Vietnamese trainee alleges he was misled into taking part in Fukushima decontamination work
March 7, 2018
The Justice Ministry is investigating a case involving a Vietnamese man brought to Japan under the government’s foreign trainee program who alleges he was duped into taking part in cleanup work in areas devastated by the 2011 nuclear disaster, authorities said Wednesday.
The ministry confirmed by telephone that the officials have been looking into the case of the 24-year-old man who worked for an Iwate Prefecture-based construction firm. The company wasn’t available for comment as of Wednesday.
On Tuesday, the Nikkei daily reported the firm has denied claims that it violated labor laws. In the report, the firm asserted instead that the man, who requested anonymity through the union, was assigned the same duties as his Japanese coworkers, which didn’t pose any threat to workers’ health.
But according to the Tokyo-based Zentoitsu Workers Union, which represents the man, he was supposed to conduct dismantling and public engineering work, but was instead assigned with cleanup work in contaminated areas in Fukushima Prefecture, exposing him to radiation.
The group’s Secretary-General Shiro Sasaki, who is well-versed on trainee issues and familiar with the case, said the 24-year-old came to Japan in September 2015 after signing a contract with the firm.
He was then sent to Koriyama in Fukushima Prefecture more than a dozen times to decontaminate the city’s residential areas between October 2015 and March 2016.
Afterwards, he was engaged in dismantling buildings in an exclusion zone in the Fukushima town of Kawamata before the authorities lifted restrictions on the evacuation zone due to high levels of radiation.
The man claims he was not informed he would be cleaning up areas contaminated after the Fukushima nuclear disaster.
“(The man’s claims) suggest that he might have been deceived and brought to Japan to conduct cleanup work,” Sasaki said.
Sasaki said the man’s employer might have abused the Labor Contract Act, Labor Standard Act and Industrial Safety and Health Act.
Sasaki said the union is assisting in the ongoing negotiations between the Vietnamese man and the construction firm and are seeking compensation worth the amount he would have been paid if he had completed the rest of his three-year contract.
According to Sasaki, the man was receiving a monthly wage of about ¥140,000, while Japanese workers conducting similar cleanup work earn nearly three times as much.
The government-backed Technical Intern Trainee Program was designed to support foreign nationals in their acquisition of technical skills but in reality has been exploited to make up for the shortage of unskilled laborers in Japan.
“(Technical trainees) shouldn’t be forced to conduct such work … which may pose a threat to one’s health; it’s undeniable that radiation may be hazardous,” Sasaki said.
The Vietnamese quit the company last November out of concern for his health after it ignored his requests to have the situation explained.
The Japan Times was able to access records showing the man had been exposed to radiation while working in Kawamata.
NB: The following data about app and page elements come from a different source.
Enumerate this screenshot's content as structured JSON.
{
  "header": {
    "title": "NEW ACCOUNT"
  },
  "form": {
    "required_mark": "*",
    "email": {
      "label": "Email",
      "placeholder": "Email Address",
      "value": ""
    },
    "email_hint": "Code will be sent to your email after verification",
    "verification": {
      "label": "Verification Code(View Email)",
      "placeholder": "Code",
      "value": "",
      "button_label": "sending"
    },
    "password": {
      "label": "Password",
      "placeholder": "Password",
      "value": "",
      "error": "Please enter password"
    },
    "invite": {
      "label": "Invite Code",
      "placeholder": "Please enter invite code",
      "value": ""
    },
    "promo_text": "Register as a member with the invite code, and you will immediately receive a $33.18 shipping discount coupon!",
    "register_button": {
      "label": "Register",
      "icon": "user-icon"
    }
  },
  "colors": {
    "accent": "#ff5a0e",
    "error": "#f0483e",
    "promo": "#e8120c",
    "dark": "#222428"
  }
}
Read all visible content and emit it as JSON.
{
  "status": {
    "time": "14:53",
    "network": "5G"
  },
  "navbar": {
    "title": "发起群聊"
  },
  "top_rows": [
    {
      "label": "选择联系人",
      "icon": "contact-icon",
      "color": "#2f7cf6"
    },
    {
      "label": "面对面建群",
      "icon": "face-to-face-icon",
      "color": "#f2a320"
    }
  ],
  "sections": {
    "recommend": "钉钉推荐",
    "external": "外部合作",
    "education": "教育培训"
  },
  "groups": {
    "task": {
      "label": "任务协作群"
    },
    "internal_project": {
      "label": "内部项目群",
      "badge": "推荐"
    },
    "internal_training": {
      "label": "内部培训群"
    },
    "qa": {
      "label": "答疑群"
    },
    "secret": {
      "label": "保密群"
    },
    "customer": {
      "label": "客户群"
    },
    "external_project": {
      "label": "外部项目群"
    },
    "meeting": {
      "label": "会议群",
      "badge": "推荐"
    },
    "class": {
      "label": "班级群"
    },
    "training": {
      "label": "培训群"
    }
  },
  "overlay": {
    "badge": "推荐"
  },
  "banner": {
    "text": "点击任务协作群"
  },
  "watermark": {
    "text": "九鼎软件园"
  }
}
According to the labor union, the employer hid this information from him.
Sasaki said the employer also denied the man allowances given to those working under hazardous conditions.
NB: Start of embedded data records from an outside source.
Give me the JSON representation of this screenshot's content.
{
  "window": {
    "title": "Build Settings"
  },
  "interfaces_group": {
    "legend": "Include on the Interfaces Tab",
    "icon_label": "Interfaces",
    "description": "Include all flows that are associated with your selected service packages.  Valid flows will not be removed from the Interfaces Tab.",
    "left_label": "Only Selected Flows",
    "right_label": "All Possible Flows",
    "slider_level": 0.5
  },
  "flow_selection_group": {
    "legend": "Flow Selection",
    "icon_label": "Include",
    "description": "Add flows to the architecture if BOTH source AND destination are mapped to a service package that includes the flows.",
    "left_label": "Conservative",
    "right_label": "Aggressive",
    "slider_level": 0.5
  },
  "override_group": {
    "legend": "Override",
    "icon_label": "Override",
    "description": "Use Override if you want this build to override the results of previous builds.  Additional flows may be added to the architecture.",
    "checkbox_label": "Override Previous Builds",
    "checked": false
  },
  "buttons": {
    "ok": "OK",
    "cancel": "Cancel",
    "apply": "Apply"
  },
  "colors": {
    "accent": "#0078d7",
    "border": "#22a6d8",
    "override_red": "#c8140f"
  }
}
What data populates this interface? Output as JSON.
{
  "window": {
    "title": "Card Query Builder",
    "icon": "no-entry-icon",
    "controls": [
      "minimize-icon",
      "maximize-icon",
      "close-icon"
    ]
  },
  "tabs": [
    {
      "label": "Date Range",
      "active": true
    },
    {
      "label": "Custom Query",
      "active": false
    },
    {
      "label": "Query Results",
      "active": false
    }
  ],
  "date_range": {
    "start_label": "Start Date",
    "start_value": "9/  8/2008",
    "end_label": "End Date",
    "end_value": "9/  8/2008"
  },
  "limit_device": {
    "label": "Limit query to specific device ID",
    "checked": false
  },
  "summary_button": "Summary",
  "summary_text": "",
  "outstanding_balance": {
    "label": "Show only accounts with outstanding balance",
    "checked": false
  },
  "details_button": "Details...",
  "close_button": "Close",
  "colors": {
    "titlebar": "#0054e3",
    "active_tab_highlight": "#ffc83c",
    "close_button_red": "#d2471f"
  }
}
“Above all, decontamination work is very dangerous and requires the trainee’s consent,” said Shoichi Ibusuki, a lawyer versed on labor issues, who supports foreign trainees and interns. “It’s not the type of work you engage someone in who is not aware of accompanying risks. It’s more of a humanitarian rather than a legal issue.”
Ibusuki stressed the Vietnamese man’s case shows flaws in the system, which is aimed at helping foreign nationals from developing countries gain skills they could use back home.
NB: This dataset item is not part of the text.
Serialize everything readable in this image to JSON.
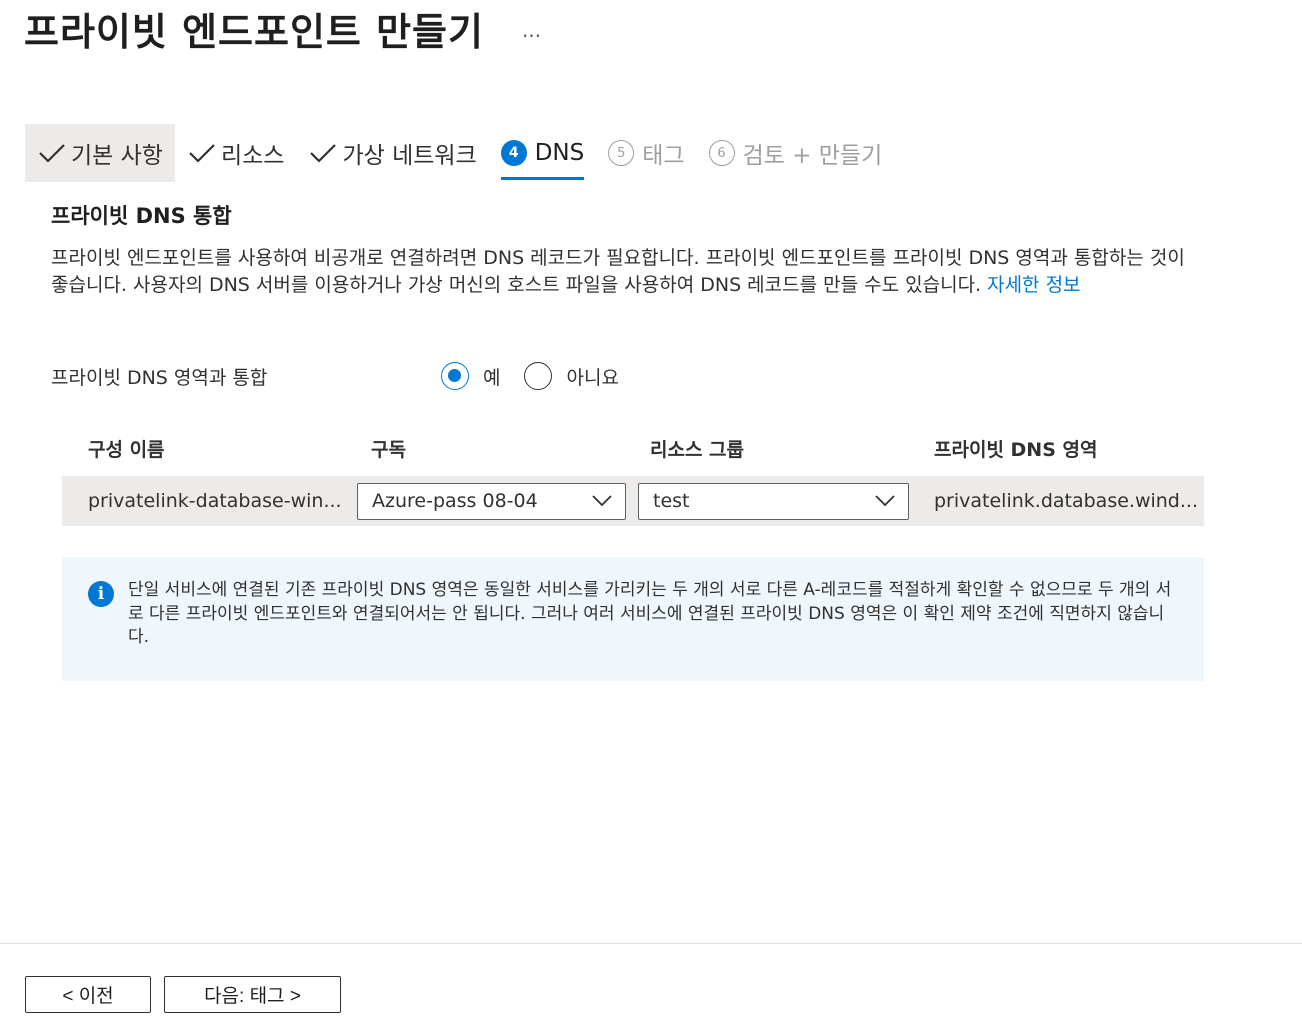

Companies accepting foreign workers under the trainee system are required to submit a detailed plan of their training to a Justice Ministry body tasked with overseeing the program. Ibusuki speculated the trainee’s employer might have kept the scope of the man’s duties hidden when submitting the documents to the government.
Asked to comment on the Vietnamese man’s case, an official said the ministry was verifying the information it had obtained, including claims the trainee’s duties differed from work described in the contract.
The official said there was a possibility the employer had violated labor laws and if the abuse is proven, the ministry would consider penalties. The law, under which violation of the trainees’ rights is subject for punishment, went into effect last November.
The official explained that labor laws do not forbid employment of foreign nationals at decontamination work sites and in theory employers accepting foreign technical trainees may have them conduct cleanup work at contaminated sites. But the official said that a vocational training program needs to be aligned with the objective of the training system.
“It’s hard to imagine that a trainee could use decontamination work experience in his or her home country,” he said, indicating that such a program would likely not be authorized by the government.